In the late 1950s Barbara Ewing and Alice Fraser studied at the Royal Academy of Dramatic Art in London and became successful actors. James Laurenson also became a successful stage and TV actor in the UK, taking the title role in the Australian 1970s TV series Boney. However, the establishment in 1970 of the New Zealand Drama School under Nola Millar (a founder of Unity Theatre in the 1930s) meant it was no longer necessary to go overseas to train as an actor.

Man alone
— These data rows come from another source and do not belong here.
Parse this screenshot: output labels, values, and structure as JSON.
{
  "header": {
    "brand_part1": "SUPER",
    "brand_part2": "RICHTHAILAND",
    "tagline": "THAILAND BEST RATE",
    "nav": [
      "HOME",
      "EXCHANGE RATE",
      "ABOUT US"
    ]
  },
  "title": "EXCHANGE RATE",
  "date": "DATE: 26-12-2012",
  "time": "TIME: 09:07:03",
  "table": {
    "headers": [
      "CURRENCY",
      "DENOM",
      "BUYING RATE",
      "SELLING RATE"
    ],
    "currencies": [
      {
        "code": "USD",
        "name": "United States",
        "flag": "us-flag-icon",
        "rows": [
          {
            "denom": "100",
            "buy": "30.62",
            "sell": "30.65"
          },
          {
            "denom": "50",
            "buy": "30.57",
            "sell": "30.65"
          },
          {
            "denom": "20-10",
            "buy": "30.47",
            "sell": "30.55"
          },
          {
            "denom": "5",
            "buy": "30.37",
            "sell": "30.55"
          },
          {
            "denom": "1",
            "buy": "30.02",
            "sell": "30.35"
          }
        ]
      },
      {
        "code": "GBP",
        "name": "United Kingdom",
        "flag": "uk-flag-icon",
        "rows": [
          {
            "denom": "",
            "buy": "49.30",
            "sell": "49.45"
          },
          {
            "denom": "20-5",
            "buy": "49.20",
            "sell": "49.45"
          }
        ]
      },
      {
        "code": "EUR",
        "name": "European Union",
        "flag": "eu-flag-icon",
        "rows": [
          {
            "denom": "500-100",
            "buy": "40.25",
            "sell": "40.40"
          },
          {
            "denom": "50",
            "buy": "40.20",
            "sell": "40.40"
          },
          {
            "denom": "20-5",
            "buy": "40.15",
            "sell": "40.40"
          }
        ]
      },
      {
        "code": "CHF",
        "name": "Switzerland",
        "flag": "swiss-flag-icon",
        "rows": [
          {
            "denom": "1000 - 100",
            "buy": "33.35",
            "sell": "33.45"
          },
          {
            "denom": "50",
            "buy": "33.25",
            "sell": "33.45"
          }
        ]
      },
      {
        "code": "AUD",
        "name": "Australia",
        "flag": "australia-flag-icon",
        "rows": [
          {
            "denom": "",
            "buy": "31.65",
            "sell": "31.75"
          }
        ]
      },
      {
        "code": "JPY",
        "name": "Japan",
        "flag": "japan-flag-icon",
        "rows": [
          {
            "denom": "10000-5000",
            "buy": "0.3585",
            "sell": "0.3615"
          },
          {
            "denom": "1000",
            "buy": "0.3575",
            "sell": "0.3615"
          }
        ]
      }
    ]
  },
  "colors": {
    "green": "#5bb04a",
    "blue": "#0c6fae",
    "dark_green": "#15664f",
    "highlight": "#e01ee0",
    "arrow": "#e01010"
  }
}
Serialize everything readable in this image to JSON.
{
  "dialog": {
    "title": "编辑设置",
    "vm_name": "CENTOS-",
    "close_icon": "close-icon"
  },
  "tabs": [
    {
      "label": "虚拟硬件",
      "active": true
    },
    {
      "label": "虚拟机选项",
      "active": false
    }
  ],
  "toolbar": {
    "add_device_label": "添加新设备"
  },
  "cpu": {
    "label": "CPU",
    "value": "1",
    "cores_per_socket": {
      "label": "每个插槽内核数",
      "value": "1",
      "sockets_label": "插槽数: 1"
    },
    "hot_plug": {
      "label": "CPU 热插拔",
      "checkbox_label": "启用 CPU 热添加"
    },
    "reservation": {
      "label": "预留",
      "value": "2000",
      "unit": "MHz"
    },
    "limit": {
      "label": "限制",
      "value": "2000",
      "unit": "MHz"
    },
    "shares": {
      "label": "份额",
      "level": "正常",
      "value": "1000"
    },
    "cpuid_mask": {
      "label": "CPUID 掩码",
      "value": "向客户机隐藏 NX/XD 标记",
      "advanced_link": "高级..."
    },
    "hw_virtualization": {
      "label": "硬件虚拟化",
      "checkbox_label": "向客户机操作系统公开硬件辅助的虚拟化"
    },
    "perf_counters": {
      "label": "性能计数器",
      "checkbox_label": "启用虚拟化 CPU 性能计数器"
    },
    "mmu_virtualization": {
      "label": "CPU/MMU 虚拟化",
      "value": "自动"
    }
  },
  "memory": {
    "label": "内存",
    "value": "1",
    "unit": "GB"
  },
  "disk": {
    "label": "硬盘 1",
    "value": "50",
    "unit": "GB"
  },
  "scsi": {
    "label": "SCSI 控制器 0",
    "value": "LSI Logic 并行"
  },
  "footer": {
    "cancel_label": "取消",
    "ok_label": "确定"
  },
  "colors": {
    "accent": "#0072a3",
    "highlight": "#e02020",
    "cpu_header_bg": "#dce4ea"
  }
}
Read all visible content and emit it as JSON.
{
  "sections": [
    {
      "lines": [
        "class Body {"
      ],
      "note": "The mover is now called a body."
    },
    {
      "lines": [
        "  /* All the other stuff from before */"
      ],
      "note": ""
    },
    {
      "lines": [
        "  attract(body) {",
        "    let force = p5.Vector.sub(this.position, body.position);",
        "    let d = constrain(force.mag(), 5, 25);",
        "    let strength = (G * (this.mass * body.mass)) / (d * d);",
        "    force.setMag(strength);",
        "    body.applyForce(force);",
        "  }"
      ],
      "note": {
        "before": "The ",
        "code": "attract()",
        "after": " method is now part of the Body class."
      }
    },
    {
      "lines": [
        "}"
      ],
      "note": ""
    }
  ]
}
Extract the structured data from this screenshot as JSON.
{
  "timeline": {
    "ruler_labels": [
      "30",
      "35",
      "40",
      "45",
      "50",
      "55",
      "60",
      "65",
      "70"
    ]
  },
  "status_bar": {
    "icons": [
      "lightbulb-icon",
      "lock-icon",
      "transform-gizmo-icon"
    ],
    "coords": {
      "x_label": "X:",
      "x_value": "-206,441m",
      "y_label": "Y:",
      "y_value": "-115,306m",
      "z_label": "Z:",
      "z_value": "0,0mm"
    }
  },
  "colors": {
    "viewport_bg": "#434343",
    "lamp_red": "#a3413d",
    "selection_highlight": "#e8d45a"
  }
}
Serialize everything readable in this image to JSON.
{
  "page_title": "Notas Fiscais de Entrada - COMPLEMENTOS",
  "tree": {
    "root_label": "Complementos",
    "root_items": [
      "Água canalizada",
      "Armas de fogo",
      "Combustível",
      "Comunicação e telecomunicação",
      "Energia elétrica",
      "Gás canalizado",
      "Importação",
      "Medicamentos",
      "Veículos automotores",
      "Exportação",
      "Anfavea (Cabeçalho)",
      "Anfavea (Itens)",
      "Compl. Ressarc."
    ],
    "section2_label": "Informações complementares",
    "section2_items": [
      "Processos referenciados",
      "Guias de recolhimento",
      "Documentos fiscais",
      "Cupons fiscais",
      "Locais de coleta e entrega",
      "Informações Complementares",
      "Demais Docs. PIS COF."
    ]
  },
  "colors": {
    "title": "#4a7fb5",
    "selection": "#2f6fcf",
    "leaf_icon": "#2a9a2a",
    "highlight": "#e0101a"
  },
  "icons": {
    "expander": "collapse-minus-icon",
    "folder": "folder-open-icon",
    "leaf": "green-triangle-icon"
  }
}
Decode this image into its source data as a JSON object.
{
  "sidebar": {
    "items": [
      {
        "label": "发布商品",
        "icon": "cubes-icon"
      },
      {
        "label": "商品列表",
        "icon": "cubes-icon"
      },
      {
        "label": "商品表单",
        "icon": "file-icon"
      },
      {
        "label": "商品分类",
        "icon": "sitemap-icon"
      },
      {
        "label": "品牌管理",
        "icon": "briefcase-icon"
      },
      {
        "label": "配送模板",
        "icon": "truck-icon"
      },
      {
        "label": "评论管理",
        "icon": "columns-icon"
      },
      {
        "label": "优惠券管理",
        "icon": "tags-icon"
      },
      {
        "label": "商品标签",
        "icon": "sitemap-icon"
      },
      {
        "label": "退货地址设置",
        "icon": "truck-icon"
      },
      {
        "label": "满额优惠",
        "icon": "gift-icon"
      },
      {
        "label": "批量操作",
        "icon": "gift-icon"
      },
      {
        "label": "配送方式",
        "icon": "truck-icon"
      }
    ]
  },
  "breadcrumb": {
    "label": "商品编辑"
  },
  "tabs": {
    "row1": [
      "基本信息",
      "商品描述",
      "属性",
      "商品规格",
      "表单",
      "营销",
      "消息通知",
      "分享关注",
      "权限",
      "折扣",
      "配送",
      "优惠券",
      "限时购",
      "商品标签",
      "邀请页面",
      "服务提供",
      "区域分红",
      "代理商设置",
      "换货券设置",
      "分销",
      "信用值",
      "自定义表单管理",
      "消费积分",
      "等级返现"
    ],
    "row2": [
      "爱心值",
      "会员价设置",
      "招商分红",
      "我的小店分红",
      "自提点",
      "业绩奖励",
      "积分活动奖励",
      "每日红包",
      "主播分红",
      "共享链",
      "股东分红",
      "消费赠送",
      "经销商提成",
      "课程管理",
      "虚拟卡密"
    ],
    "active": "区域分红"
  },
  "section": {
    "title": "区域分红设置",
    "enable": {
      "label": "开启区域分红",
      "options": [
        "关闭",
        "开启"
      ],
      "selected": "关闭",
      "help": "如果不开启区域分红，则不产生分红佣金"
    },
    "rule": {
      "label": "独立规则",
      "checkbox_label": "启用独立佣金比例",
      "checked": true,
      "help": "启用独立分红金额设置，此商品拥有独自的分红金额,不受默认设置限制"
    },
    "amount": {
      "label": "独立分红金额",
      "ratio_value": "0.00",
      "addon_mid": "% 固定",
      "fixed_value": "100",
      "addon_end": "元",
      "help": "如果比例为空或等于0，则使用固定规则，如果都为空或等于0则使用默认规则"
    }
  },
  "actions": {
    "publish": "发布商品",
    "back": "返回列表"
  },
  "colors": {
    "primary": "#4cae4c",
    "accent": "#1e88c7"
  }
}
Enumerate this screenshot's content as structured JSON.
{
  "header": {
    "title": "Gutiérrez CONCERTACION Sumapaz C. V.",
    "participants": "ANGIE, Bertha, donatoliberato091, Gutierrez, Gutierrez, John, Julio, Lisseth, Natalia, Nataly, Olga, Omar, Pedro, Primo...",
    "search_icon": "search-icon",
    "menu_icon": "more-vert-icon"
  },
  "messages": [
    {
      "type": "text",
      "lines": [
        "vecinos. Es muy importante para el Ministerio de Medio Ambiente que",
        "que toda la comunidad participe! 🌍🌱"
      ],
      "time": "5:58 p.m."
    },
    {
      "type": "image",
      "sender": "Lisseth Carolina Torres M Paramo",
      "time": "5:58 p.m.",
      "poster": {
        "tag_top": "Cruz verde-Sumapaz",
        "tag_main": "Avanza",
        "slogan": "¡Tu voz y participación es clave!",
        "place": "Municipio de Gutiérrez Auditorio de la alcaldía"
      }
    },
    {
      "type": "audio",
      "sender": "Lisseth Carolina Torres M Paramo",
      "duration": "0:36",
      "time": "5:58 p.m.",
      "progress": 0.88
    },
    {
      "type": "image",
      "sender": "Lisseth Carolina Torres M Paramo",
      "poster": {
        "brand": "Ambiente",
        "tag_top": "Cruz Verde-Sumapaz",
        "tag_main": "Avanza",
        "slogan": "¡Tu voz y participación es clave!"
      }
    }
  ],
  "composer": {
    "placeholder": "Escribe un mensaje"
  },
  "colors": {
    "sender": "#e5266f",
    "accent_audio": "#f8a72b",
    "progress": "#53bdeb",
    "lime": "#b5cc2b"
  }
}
In 1959 Bruce Mason gave the first of more than 500 performances of his solo show The end of the golden weather. A small space, a chair and some lights were all he needed to become ‘in quick succession a child, an old man, a fat one, a thin one, a middle-aged female and a host of minor characters – about forty all told.’1 Creating an inexpensive solo touring production has enabled other actors to overcome unemployment. Mervyn Thompson, Helen Moulder, Cathy Downes, Jacob Rajan, Hone Kouka and Tim Balme are just some who have followed Mason’s example.

Film and radio acting

Work in film became spasmodically available after the thriller Sleeping dogs (1977) sparked a revival of New Zealand’s film industry. The film’s leading actors – Sam Neill, Ian Mune and Don Selwyn – had all started their careers in theatre and became highly successful screen performers. Television, especially major drama series such as Pukemanu (1971) and The governor (1977), provided further work.

Regional professional theatres

The regional theatres Downstage (in Wellington), Mercury (Auckland) and the Court (Christchurch) tried to create permanent ensemble companies, but without success. However, actors like Grant Tilly, Ellie Smith and Pat Evison became local stars. In the field of comedy Billy T. James, John Clarke and the Topp Twins became headliners and national television stars. They were, like the stage actors, indubitably Kiwi.

Co-operative theatre companies

Alongside the relatively large and expensive professional theatre companies, smaller and leaner theatre groups arose, such as Theatre Corporate in Auckland, Circa in Wellington and Free Theatre in Christchurch. These groups often staged productions as ‘single-venture partnerships’, with every member of the cast and crew agreeing to share in the takings from each show.

Alternative theatre groups

During the 1960s social, political, economic, racial and artistic upheavals occurred throughout the world, and New Zealand began to acknowledge that it was a bicultural nation. A strong, distinct New Zealand identity was expressed in all the arts and the Kiwi ‘cultural cringe’ abated. As part of this process, fringe theatre groups such as Amamus, Living Theatre and Theatre Action were formed, and greatly extended the range of work for actors in New Zealand.

Footnotes:
  1. Bruce Mason, Every kind of weather. Auckland: Reed Methuen, 1986, p. 98. Back
How to cite this page:

Laurie Atkinson, 'Actors and acting - The rise of professional theatre, 1960 to 1980', Te Ara - the Encyclopedia of New Zealand, http://www.TeAra.govt.nz/en/actors-and-acting/page-3 (accessed 18 November 2018)

Story by Laurie Atkinson, published 22 Oct 2014